*** PROVIDED RECORDS ***

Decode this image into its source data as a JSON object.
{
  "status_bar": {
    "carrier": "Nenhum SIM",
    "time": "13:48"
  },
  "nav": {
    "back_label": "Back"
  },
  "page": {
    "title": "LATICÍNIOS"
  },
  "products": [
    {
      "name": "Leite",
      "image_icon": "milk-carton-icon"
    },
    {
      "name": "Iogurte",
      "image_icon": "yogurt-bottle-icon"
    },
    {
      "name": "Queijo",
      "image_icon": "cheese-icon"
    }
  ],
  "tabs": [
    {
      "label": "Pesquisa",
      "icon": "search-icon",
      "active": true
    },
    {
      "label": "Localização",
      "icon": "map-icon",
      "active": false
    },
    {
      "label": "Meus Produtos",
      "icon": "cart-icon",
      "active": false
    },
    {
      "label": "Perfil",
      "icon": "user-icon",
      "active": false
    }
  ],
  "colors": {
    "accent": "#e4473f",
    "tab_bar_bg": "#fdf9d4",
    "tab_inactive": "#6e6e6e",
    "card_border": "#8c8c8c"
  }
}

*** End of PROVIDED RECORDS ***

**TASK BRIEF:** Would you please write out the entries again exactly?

**RESULT OF THE EXERCISE:**
Decode this image into its source data as a JSON object.
{
  "status_bar": {
    "carrier": "Nenhum SIM",
    "time": "13:48"
  },
  "nav": {
    "back_label": "Back"
  },
  "page": {
    "title": "LATICÍNIOS"
  },
  "products": [
    {
      "name": "Leite",
      "image_icon": "milk-carton-icon"
    },
    {
      "name": "Iogurte",
      "image_icon": "yogurt-bottle-icon"
    },
    {
      "name": "Queijo",
      "image_icon": "cheese-icon"
    }
  ],
  "tabs": [
    {
      "label": "Pesquisa",
      "icon": "search-icon",
      "active": true
    },
    {
      "label": "Localização",
      "icon": "map-icon",
      "active": false
    },
    {
      "label": "Meus Produtos",
      "icon": "cart-icon",
      "active": false
    },
    {
      "label": "Perfil",
      "icon": "user-icon",
      "active": false
    }
  ],
  "colors": {
    "accent": "#e4473f",
    "tab_bar_bg": "#fdf9d4",
    "tab_inactive": "#6e6e6e",
    "card_border": "#8c8c8c"
  }
}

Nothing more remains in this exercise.